Honorary Consular license plate

Was caught in traffic today behind a Jag with an “Honorary Consul” license plate.

If actual diplomatic plates are issued by State Dept. instruction, would they include this “Honorary Consul” business ? If so, what is it, and would it get the same privileges ?

If not, do states have the authority to issue such things, and with how much privilege attached ? Can a state just provide some dignitary - or their vehicle - with some kind of traffic law privilege ?

Here’s a site with some interesting information:




Thanks, monty; I read through 'em, but they don’t cover the “Honorary Consul” issue, which [not being listed in the first site] doesn’t appear to be US State Dept. sanctioned.

Honorary consul plates are issued by the state not the state department. They provide prestige.

It’s a funny position and you will find considerable disinformation on the web due to the ability to purchase the title from some countries.

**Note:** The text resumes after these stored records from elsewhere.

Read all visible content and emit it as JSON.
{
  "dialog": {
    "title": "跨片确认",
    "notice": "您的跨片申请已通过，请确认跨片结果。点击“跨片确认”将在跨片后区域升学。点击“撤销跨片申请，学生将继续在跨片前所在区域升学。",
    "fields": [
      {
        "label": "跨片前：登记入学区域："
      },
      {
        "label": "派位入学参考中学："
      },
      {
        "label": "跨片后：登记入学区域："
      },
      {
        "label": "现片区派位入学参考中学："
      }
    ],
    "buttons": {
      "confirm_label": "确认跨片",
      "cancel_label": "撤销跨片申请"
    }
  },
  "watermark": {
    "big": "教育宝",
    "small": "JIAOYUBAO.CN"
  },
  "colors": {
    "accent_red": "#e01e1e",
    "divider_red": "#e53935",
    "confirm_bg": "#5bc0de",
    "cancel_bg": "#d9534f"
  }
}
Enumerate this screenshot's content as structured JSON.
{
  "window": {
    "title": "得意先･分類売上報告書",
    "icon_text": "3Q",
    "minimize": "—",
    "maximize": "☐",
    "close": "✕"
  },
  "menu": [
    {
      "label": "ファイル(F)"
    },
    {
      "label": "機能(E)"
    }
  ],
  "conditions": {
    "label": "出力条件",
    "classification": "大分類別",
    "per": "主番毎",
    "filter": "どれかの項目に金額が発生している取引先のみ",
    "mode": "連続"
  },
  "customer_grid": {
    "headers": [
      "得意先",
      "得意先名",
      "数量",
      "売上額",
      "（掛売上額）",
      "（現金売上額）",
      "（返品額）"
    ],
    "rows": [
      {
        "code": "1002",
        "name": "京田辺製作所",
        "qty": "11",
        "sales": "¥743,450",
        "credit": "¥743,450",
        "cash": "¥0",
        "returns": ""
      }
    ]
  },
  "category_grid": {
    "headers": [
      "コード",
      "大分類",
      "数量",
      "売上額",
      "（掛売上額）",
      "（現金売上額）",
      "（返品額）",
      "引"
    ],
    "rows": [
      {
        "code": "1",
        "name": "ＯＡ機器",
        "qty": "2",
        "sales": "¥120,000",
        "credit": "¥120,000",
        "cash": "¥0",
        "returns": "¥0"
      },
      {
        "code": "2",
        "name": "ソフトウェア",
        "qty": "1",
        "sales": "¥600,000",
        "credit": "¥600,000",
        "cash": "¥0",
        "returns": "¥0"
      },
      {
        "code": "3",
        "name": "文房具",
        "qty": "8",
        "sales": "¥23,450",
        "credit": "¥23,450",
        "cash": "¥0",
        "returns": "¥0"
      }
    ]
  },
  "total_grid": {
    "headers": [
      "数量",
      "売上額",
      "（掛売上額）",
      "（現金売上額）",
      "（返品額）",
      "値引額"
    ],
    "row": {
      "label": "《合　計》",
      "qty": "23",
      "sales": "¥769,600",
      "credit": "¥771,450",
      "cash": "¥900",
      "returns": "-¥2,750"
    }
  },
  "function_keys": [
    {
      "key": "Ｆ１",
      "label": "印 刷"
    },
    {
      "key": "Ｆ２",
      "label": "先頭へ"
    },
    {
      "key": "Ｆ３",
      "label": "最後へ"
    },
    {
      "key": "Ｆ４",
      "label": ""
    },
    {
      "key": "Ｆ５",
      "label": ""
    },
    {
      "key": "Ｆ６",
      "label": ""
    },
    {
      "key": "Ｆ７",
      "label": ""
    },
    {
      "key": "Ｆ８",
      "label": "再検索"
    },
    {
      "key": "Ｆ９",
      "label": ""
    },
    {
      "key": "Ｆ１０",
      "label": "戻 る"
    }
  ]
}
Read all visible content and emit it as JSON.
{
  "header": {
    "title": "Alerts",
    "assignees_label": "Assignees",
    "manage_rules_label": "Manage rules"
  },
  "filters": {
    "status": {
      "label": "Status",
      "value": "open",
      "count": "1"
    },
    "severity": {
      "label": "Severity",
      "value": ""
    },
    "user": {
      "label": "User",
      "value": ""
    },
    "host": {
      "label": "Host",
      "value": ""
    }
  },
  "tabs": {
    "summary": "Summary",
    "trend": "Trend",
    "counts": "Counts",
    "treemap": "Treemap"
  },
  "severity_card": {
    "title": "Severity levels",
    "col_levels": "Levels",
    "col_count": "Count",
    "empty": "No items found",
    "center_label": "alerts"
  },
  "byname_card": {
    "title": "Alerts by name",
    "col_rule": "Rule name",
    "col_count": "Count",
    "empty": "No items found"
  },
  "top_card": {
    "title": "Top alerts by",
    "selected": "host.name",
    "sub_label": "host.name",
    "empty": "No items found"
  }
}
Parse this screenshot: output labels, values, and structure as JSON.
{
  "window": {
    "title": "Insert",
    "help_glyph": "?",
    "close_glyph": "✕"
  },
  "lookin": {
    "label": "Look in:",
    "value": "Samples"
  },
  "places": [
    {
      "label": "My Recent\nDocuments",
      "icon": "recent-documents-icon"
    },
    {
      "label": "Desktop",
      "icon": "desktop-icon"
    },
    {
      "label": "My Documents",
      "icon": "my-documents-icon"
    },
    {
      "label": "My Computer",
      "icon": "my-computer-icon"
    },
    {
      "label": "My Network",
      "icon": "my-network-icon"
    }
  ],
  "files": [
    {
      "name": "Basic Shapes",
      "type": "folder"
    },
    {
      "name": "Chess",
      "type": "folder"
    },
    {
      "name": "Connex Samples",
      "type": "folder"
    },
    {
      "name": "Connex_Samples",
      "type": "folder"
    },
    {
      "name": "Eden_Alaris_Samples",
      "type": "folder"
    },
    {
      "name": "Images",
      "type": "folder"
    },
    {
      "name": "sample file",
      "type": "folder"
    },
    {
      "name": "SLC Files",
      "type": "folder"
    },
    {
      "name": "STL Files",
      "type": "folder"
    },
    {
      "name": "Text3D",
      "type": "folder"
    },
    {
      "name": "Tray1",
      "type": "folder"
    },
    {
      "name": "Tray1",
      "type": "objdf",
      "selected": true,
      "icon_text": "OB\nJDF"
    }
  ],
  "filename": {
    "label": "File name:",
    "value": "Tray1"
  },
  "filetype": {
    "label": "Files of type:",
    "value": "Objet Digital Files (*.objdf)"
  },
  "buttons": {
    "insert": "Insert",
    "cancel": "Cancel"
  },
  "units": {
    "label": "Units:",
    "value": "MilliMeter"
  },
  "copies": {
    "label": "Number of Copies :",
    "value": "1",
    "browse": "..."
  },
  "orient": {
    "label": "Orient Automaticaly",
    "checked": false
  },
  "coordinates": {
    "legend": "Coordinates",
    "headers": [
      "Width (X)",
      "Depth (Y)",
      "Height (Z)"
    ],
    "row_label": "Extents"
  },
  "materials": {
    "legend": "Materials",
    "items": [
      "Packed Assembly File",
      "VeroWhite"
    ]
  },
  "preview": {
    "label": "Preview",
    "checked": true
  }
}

I work for a man who used to be an Honorary Consul. The H.C. plate is issued by the state and doesn’t really carry any special privileges at all: you don’t get out of parking tickets, you can’t park in handicapped or otherwise reserved spaces, you can’t speed, etc. In my state (MA), anyway, the main advantage is that the cost of the plate is much less than a regular plate; and it is possible that cops/meter maids might let things slide for which they would ticket a regular person, but they are not under any obligation to do so.

The office of Honorary Consul is just that - an honorary position - and doesn’t carry any diplomatic benefits. Most H.C.s are business people who are granted the title in exchange for providing office space, funding, staffing, etc., for a Consulate branch office, where people can register births & marriages, apply for visas, have documents translated, etc. They are not the same type of office as the main Consulate that deals directly with the government of the home country.

From the U.S. State Department website